That home is back in time somewhere – the house I couldn’t get out of fast enough, in the neighborhood I couldn’t wait to leave, in the city from which I couldn’t flee far enough. It’s where my siblings and I – best friends one minute, sworn enemies the next, with allegiances that changed with the wind direction – formed a cohesive unit that at once bonded us against the outside world and made us chomp at the bit to get out into it. It’s where I spent the first third of my life, 18 years of memories that are fading with each passing day no matter how hard I try to hold on to them.

That “home” represents a time, challenging as it could be, that still allowed for the naïve, passionate, unquestioning hope that is unfortunately not as easily grasped anymore … or maybe just not as readily acknowledged. The time that truly is wasted on the young.

Between watching my teenagers at the start of their lives, and so many friends and family members at the end of theirs, I’ve never wanted to return to the days of my youth as desperately as I do at this moment. I don’t want a “do-over,” although certainly there are times I think that would be nice as well; no, all I want is to go back for a bit, to remember more. To feel that way again. Fortunately this moment is just that – a moment – and it will pass and my life will continue exactly where it left off, but in that moment, I’m walking in the pasture at Davis Road picking wild strawberries, or sitting in the high school library with Anne and Katie talking about tests or boys, or skating behind a shovel on the pond trying to clear it smooth, or lying in my bed listening to the Eagles’ Greatest Hits.

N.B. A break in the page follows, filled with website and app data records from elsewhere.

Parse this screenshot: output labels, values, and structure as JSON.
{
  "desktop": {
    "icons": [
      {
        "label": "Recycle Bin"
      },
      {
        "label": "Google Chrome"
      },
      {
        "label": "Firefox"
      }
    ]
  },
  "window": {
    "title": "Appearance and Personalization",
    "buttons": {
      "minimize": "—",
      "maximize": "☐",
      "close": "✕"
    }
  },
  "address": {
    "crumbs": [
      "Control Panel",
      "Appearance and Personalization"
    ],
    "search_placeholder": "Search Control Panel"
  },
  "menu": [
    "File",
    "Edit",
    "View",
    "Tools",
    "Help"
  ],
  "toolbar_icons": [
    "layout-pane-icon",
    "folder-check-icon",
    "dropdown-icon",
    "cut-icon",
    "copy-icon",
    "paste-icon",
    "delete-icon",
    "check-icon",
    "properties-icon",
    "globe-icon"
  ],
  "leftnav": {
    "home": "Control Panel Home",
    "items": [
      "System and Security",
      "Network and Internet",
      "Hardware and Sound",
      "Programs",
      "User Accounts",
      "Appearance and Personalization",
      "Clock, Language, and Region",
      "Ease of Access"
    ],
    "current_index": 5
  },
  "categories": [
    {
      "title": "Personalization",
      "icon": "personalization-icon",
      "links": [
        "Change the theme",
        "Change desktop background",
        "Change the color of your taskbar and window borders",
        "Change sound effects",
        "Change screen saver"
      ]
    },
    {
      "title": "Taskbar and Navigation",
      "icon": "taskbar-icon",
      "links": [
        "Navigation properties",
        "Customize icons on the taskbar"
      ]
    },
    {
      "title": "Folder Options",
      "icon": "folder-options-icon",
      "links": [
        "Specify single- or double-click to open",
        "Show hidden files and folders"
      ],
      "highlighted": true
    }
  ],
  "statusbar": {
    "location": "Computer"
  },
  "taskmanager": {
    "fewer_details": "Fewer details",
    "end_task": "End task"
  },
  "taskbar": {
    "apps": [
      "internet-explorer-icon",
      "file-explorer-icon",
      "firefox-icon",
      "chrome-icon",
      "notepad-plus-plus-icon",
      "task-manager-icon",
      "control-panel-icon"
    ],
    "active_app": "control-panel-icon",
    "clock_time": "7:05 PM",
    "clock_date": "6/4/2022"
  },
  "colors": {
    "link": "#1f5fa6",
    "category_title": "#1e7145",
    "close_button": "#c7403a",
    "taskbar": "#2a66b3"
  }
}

In that moment, at least, I am home.

Don’t let the door hit you.

Don’t let the door hit you.

Dear thyroid cancer:

You never did scare me, though you scarred me for life
Removed as you were by my surgeon’s knife
But with his skilled hands, you still didn’t mar
My precious neck which now bears your scar

You tried and you failed to make me feel sad
You weren’t even the worst that I’ve ever had.
You crept into my life with intent to disturb
And so with my clean scan, I kick you to the curb.

Maggie